Maintain an active social life.
Be sure to consult with your doctor before doing any major changes in your lifestyle. Read more about possible ways to prevent Alzheimer’s.
If you have a closed one with Alzheimer’s, you may consider becoming caregiver. This is a full-time job that’s definitely not easy but can be very rewarding.
Being a caregiver requires many skills. These include lots of patience, as well as creativity, stamina, and the ability to feel happiness in the role of helping someone you care about live the most comfortable life they can.
As a caregiver, it’s important to take care of yourself as well as your loved one. These responsibilities of the role can come with more stress, poor nutrition, and lack of exercise.
If you want to assume the role of caregiver, you may need to take help of professional caregivers as well as family members to help. Learn more about what it takes to be an Alzheimer’s caregiver.
The statistics surrounding Alzheimer’s disease are intimidating.
- According to the Centers for Disease Control and Prevention (CDC), Alzheimer’s disease is the sixth most common cause of death among U.S. adults. It ranks fifth among causes of death for people of age 65 years or more.
- In a study it was founded that 4.7 million Americans over the age of 65 years had Alzheimer’s disease in 2010. Those researchers projected that by 2050, there will be 13.8 million Americans with Alzheimer’s disease.
- Alzheimer’s is an expensive disease. According to the CDC, about $259 billion was spent on Alzheimer’s and dementia care costs in the United States in 2017.
Alzheimer’s is a complicated disease in which there are many things left unknowns. What is known is that the condition worsens over time, but treatment can help to delay symptoms and improve your quality of life.

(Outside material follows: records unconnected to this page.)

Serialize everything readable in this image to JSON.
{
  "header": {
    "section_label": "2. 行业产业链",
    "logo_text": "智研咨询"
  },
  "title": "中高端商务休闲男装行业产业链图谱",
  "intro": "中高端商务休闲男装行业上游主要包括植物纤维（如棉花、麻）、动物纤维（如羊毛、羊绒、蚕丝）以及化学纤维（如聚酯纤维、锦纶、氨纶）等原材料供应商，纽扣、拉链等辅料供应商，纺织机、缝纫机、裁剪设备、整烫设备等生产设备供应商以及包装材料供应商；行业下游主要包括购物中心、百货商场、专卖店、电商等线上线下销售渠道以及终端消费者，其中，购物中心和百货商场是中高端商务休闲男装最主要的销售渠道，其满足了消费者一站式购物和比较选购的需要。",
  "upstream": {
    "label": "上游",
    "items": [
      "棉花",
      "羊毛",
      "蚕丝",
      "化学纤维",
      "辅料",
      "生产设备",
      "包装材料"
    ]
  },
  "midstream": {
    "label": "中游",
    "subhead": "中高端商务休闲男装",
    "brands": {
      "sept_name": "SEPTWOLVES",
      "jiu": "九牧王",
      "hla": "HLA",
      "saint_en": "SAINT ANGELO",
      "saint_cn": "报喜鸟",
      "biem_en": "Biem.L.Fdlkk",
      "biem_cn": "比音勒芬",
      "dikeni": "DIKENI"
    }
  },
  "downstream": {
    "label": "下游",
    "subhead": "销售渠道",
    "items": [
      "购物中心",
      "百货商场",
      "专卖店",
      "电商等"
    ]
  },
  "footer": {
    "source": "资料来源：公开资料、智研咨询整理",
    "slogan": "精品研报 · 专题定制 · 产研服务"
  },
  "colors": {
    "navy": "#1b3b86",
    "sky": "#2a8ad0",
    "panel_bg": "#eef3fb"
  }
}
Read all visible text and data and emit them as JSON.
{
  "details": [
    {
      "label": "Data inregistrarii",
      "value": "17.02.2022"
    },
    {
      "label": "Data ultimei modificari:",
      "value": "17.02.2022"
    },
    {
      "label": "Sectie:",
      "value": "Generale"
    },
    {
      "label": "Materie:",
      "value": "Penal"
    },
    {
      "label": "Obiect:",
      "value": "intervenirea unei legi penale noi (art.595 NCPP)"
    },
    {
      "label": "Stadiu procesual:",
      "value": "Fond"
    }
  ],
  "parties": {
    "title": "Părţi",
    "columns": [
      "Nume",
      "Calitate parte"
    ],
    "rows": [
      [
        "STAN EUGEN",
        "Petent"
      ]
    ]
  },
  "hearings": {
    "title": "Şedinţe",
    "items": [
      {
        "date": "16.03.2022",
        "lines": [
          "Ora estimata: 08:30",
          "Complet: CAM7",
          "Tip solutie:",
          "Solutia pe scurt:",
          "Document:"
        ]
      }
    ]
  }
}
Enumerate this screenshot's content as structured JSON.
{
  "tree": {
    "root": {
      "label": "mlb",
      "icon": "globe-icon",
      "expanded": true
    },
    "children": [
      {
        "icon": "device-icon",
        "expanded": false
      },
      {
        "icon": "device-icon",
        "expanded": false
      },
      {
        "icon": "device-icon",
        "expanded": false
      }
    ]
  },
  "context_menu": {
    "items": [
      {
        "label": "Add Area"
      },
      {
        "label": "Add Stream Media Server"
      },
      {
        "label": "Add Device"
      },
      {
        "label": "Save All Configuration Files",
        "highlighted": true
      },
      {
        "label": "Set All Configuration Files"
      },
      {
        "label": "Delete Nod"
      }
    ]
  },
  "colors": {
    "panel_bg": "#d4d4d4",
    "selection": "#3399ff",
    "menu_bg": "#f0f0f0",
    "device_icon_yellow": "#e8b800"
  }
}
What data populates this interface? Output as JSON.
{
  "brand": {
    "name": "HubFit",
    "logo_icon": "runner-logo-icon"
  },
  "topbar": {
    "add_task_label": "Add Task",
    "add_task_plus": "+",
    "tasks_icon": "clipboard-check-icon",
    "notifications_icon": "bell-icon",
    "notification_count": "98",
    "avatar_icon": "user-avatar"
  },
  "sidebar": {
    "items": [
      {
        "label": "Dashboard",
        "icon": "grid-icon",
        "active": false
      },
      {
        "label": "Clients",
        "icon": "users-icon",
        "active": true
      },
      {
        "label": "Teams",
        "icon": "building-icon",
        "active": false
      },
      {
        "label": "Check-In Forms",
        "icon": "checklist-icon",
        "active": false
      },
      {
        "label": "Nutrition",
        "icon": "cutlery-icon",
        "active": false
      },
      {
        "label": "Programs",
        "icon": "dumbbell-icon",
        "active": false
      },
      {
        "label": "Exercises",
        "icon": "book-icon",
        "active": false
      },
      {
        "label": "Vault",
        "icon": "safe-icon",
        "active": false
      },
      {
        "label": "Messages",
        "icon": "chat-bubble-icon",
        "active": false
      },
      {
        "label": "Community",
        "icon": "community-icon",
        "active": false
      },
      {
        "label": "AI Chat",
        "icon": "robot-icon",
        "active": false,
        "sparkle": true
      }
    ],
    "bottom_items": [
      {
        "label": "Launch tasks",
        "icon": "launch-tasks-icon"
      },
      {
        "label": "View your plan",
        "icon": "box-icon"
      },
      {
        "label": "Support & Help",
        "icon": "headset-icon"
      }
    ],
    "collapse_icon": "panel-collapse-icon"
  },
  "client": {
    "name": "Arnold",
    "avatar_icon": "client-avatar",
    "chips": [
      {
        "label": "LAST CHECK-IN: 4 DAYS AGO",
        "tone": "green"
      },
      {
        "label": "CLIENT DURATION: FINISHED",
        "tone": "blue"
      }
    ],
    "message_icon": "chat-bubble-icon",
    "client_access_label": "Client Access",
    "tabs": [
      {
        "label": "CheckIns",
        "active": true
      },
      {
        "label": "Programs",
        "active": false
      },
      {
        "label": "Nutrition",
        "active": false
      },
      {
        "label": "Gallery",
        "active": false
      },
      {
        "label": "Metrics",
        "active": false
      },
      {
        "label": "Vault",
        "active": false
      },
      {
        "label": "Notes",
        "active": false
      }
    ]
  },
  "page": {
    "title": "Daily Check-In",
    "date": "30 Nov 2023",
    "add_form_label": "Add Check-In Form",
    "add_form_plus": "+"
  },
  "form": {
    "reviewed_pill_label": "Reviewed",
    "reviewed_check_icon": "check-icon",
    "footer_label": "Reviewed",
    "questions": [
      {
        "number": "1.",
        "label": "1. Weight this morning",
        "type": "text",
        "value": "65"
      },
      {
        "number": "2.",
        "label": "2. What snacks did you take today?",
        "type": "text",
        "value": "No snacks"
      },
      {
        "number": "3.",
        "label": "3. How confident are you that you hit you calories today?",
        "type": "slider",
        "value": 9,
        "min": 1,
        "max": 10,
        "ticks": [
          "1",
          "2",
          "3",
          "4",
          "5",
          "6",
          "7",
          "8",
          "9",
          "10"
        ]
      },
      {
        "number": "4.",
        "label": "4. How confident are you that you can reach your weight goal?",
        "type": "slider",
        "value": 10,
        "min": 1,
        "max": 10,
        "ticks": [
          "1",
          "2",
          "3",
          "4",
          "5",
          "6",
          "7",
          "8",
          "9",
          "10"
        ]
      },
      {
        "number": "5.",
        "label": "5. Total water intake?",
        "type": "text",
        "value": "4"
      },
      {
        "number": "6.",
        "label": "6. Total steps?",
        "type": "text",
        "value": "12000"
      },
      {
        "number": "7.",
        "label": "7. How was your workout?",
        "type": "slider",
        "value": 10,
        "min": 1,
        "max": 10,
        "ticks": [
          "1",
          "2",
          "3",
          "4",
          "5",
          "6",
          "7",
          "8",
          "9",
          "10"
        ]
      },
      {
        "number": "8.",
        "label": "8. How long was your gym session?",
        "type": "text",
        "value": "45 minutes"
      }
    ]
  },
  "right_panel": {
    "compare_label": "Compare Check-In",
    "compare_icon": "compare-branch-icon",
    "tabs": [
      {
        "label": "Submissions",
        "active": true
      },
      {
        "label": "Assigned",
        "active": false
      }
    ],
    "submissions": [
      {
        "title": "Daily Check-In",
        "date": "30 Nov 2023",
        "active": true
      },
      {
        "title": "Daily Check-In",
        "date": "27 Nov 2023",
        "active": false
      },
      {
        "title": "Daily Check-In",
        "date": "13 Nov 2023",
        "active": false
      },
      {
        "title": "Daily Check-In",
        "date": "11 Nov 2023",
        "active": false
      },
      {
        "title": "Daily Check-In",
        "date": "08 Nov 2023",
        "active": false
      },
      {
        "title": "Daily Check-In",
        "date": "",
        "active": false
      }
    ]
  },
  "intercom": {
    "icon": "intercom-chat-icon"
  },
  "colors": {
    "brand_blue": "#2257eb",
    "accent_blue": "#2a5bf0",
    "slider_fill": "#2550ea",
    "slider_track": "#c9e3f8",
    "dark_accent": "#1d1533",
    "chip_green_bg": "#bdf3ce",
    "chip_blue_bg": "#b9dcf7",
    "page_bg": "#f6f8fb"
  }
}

If you think you or your one knowns may have Alzheimer’s, your first step is to talk with your doctor. They can help make a diagnosis, discuss about the symptoms and what you can expect, and help connect you with services and support. If you want, they can also give you information about taking part in clinical trials.